### Component data from apps and pages
[Start of Attachment]

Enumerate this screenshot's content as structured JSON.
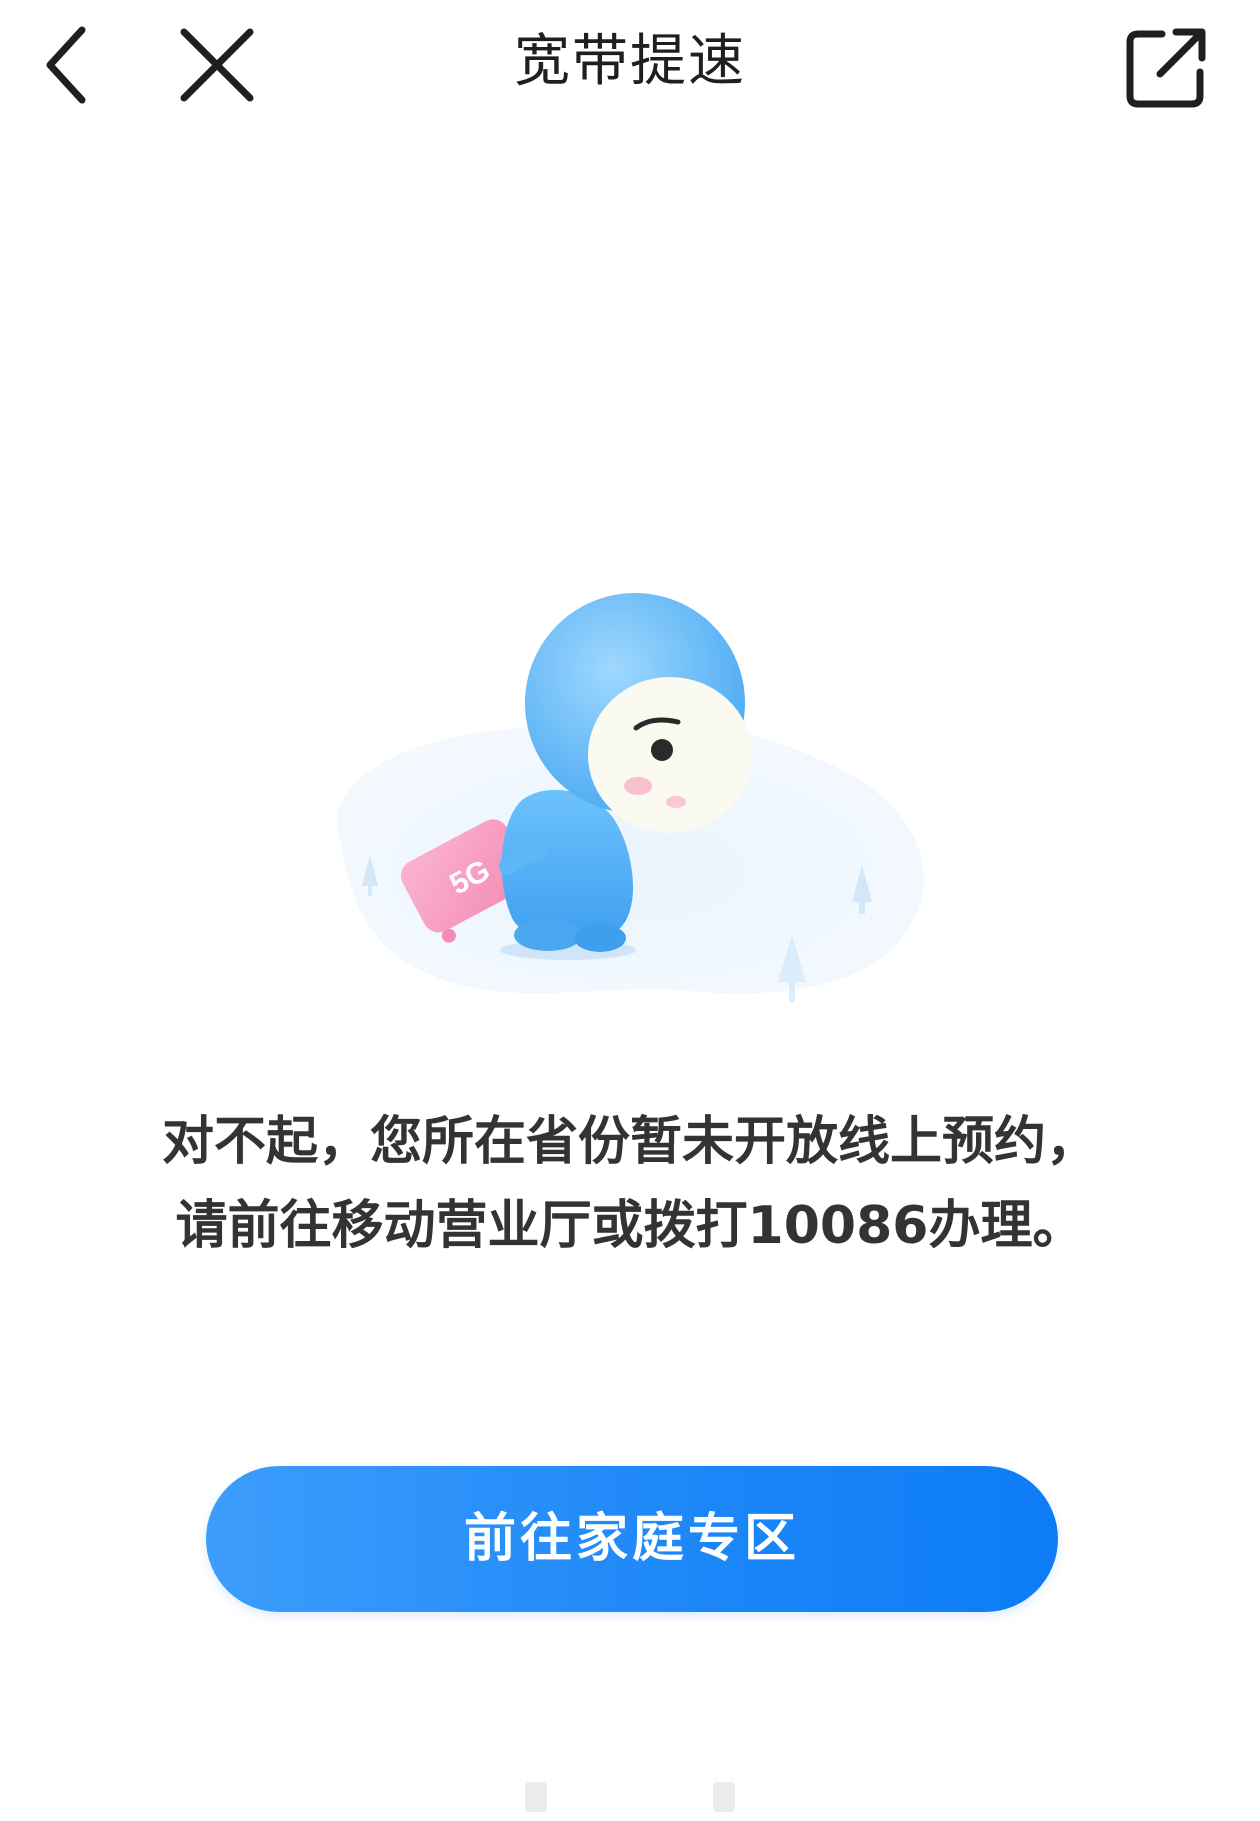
{
  "nav": {
    "title": "宽带提速",
    "back_icon": "chevron-left-icon",
    "close_icon": "close-icon",
    "share_icon": "external-link-icon"
  },
  "illustration": {
    "suitcase_text": "5G",
    "colors": {
      "character": "#5fb8f7",
      "face": "#fbfaf0",
      "suitcase": "#f79ac0",
      "ground": "#e8f3fd"
    }
  },
  "message": {
    "line1": "对不起，您所在省份暂未开放线上预约，",
    "line2": "请前往移动营业厅或拨打10086办理。"
  },
  "cta": {
    "label": "前往家庭专区",
    "color": "#1b86f8"
  }
}
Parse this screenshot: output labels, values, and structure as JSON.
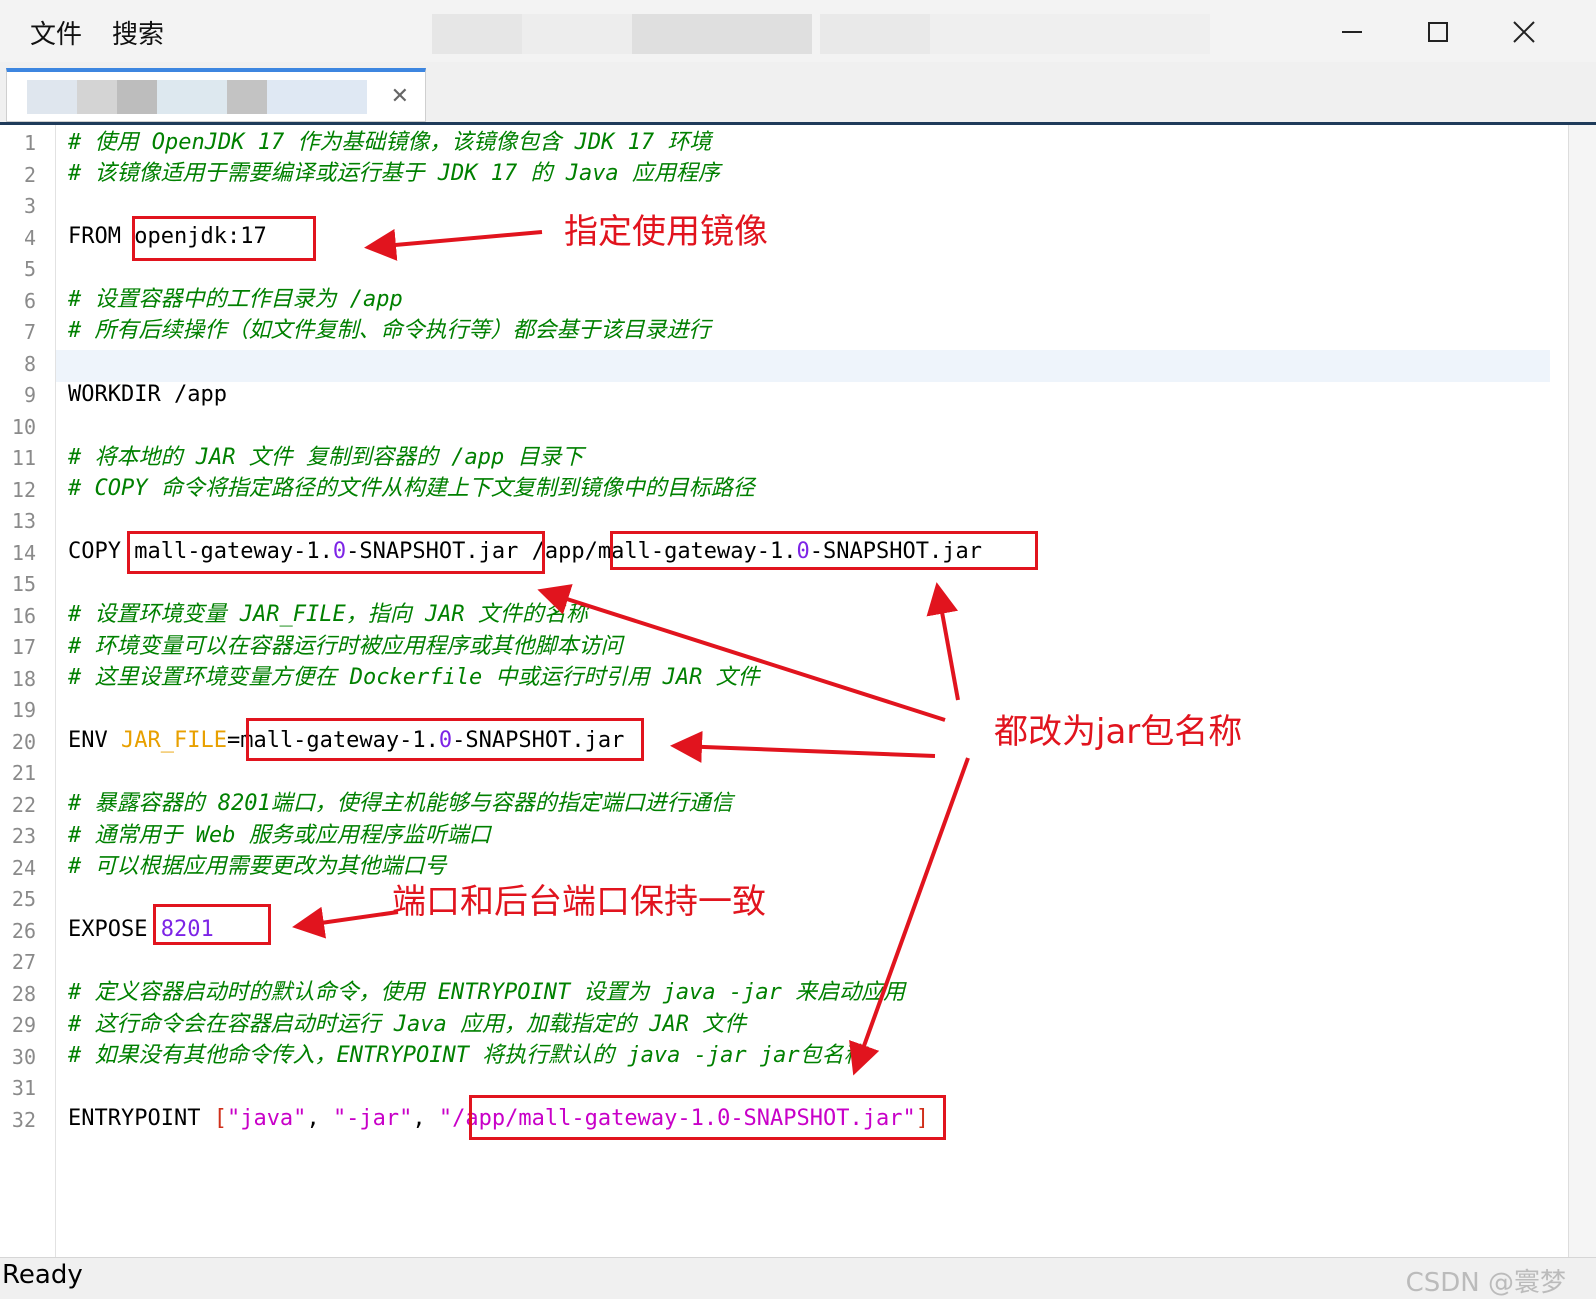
{
  "menu": {
    "file": "文件",
    "search": "搜索"
  },
  "window": {
    "minimize_icon": "minimize-icon",
    "maximize_icon": "maximize-icon",
    "close_icon": "close-icon"
  },
  "tab": {
    "close_glyph": "✕"
  },
  "colors": {
    "comment": "#008000",
    "number": "#7d24e6",
    "annotation": "#e1141e",
    "accent": "#3d86e0"
  },
  "lines": [
    {
      "n": "1"
    },
    {
      "n": "2"
    },
    {
      "n": "3"
    },
    {
      "n": "4"
    },
    {
      "n": "5"
    },
    {
      "n": "6"
    },
    {
      "n": "7"
    },
    {
      "n": "8"
    },
    {
      "n": "9"
    },
    {
      "n": "10"
    },
    {
      "n": "11"
    },
    {
      "n": "12"
    },
    {
      "n": "13"
    },
    {
      "n": "14"
    },
    {
      "n": "15"
    },
    {
      "n": "16"
    },
    {
      "n": "17"
    },
    {
      "n": "18"
    },
    {
      "n": "19"
    },
    {
      "n": "20"
    },
    {
      "n": "21"
    },
    {
      "n": "22"
    },
    {
      "n": "23"
    },
    {
      "n": "24"
    },
    {
      "n": "25"
    },
    {
      "n": "26"
    },
    {
      "n": "27"
    },
    {
      "n": "28"
    },
    {
      "n": "29"
    },
    {
      "n": "30"
    },
    {
      "n": "31"
    },
    {
      "n": "32"
    }
  ],
  "code": {
    "l1": "# 使用 OpenJDK 17 作为基础镜像，该镜像包含 JDK 17 环境",
    "l2": "# 该镜像适用于需要编译或运行基于 JDK 17 的 Java 应用程序",
    "l4_kw": "FROM ",
    "l4_img": "openjdk:17",
    "l6": "# 设置容器中的工作目录为 /app",
    "l7": "# 所有后续操作（如文件复制、命令执行等）都会基于该目录进行",
    "l9": "WORKDIR /app",
    "l11": "# 将本地的 JAR 文件 复制到容器的 /app 目录下",
    "l12": "# COPY 命令将指定路径的文件从构建上下文复制到镜像中的目标路径",
    "l14_kw": "COPY ",
    "l14_a": "mall-gateway-1.",
    "l14_zero": "0",
    "l14_b": "-SNAPSHOT.jar",
    "l14_mid": " /app/",
    "l14_c": "mall-gateway-1.",
    "l14_zero2": "0",
    "l14_d": "-SNAPSHOT.jar",
    "l16": "# 设置环境变量 JAR_FILE，指向 JAR 文件的名称",
    "l17": "# 环境变量可以在容器运行时被应用程序或其他脚本访问",
    "l18": "# 这里设置环境变量方便在 Dockerfile 中或运行时引用 JAR 文件",
    "l20_kw": "ENV ",
    "l20_var": "JAR_FILE",
    "l20_eq": "=",
    "l20_a": "mall-gateway-1.",
    "l20_zero": "0",
    "l20_b": "-SNAPSHOT.jar",
    "l22": "# 暴露容器的 8201端口，使得主机能够与容器的指定端口进行通信",
    "l23": "# 通常用于 Web 服务或应用程序监听端口",
    "l24": "# 可以根据应用需要更改为其他端口号",
    "l26_kw": "EXPOSE ",
    "l26_port": "8201",
    "l28": "# 定义容器启动时的默认命令，使用 ENTRYPOINT 设置为 java -jar 来启动应用",
    "l29": "# 这行命令会在容器启动时运行 Java 应用，加载指定的 JAR 文件",
    "l30": "# 如果没有其他命令传入，ENTRYPOINT 将执行默认的 java -jar jar包名称",
    "l32_kw": "ENTRYPOINT ",
    "l32_open": "[",
    "l32_s1": "\"java\"",
    "l32_c1": ", ",
    "l32_s2": "\"-jar\"",
    "l32_c2": ", ",
    "l32_s3": "\"/app/mall-gateway-1.0-SNAPSHOT.jar\"",
    "l32_close": "]"
  },
  "annotations": {
    "image": "指定使用镜像",
    "jar": "都改为jar包名称",
    "port": "端口和后台端口保持一致"
  },
  "status": {
    "text": "Ready",
    "watermark": "CSDN @寰梦"
  }
}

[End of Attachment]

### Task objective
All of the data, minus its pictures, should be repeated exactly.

### Your response
Enumerate this screenshot's content as structured JSON.
{
  "nav": {
    "title": "宽带提速",
    "back_icon": "chevron-left-icon",
    "close_icon": "close-icon",
    "share_icon": "external-link-icon"
  },
  "illustration": {
    "suitcase_text": "5G",
    "colors": {
      "character": "#5fb8f7",
      "face": "#fbfaf0",
      "suitcase": "#f79ac0",
      "ground": "#e8f3fd"
    }
  },
  "message": {
    "line1": "对不起，您所在省份暂未开放线上预约，",
    "line2": "请前往移动营业厅或拨打10086办理。"
  },
  "cta": {
    "label": "前往家庭专区",
    "color": "#1b86f8"
  }
}
Parse this screenshot: output labels, values, and structure as JSON.
{
  "menu": {
    "file": "文件",
    "search": "搜索"
  },
  "window": {
    "minimize_icon": "minimize-icon",
    "maximize_icon": "maximize-icon",
    "close_icon": "close-icon"
  },
  "tab": {
    "close_glyph": "✕"
  },
  "colors": {
    "comment": "#008000",
    "number": "#7d24e6",
    "annotation": "#e1141e",
    "accent": "#3d86e0"
  },
  "lines": [
    {
      "n": "1"
    },
    {
      "n": "2"
    },
    {
      "n": "3"
    },
    {
      "n": "4"
    },
    {
      "n": "5"
    },
    {
      "n": "6"
    },
    {
      "n": "7"
    },
    {
      "n": "8"
    },
    {
      "n": "9"
    },
    {
      "n": "10"
    },
    {
      "n": "11"
    },
    {
      "n": "12"
    },
    {
      "n": "13"
    },
    {
      "n": "14"
    },
    {
      "n": "15"
    },
    {
      "n": "16"
    },
    {
      "n": "17"
    },
    {
      "n": "18"
    },
    {
      "n": "19"
    },
    {
      "n": "20"
    },
    {
      "n": "21"
    },
    {
      "n": "22"
    },
    {
      "n": "23"
    },
    {
      "n": "24"
    },
    {
      "n": "25"
    },
    {
      "n": "26"
    },
    {
      "n": "27"
    },
    {
      "n": "28"
    },
    {
      "n": "29"
    },
    {
      "n": "30"
    },
    {
      "n": "31"
    },
    {
      "n": "32"
    }
  ],
  "code": {
    "l1": "# 使用 OpenJDK 17 作为基础镜像，该镜像包含 JDK 17 环境",
    "l2": "# 该镜像适用于需要编译或运行基于 JDK 17 的 Java 应用程序",
    "l4_kw": "FROM ",
    "l4_img": "openjdk:17",
    "l6": "# 设置容器中的工作目录为 /app",
    "l7": "# 所有后续操作（如文件复制、命令执行等）都会基于该目录进行",
    "l9": "WORKDIR /app",
    "l11": "# 将本地的 JAR 文件 复制到容器的 /app 目录下",
    "l12": "# COPY 命令将指定路径的文件从构建上下文复制到镜像中的目标路径",
    "l14_kw": "COPY ",
    "l14_a": "mall-gateway-1.",
    "l14_zero": "0",
    "l14_b": "-SNAPSHOT.jar",
    "l14_mid": " /app/",
    "l14_c": "mall-gateway-1.",
    "l14_zero2": "0",
    "l14_d": "-SNAPSHOT.jar",
    "l16": "# 设置环境变量 JAR_FILE，指向 JAR 文件的名称",
    "l17": "# 环境变量可以在容器运行时被应用程序或其他脚本访问",
    "l18": "# 这里设置环境变量方便在 Dockerfile 中或运行时引用 JAR 文件",
    "l20_kw": "ENV ",
    "l20_var": "JAR_FILE",
    "l20_eq": "=",
    "l20_a": "mall-gateway-1.",
    "l20_zero": "0",
    "l20_b": "-SNAPSHOT.jar",
    "l22": "# 暴露容器的 8201端口，使得主机能够与容器的指定端口进行通信",
    "l23": "# 通常用于 Web 服务或应用程序监听端口",
    "l24": "# 可以根据应用需要更改为其他端口号",
    "l26_kw": "EXPOSE ",
    "l26_port": "8201",
    "l28": "# 定义容器启动时的默认命令，使用 ENTRYPOINT 设置为 java -jar 来启动应用",
    "l29": "# 这行命令会在容器启动时运行 Java 应用，加载指定的 JAR 文件",
    "l30": "# 如果没有其他命令传入，ENTRYPOINT 将执行默认的 java -jar jar包名称",
    "l32_kw": "ENTRYPOINT ",
    "l32_open": "[",
    "l32_s1": "\"java\"",
    "l32_c1": ", ",
    "l32_s2": "\"-jar\"",
    "l32_c2": ", ",
    "l32_s3": "\"/app/mall-gateway-1.0-SNAPSHOT.jar\"",
    "l32_close": "]"
  },
  "annotations": {
    "image": "指定使用镜像",
    "jar": "都改为jar包名称",
    "port": "端口和后台端口保持一致"
  },
  "status": {
    "text": "Ready",
    "watermark": "CSDN @寰梦"
  }
}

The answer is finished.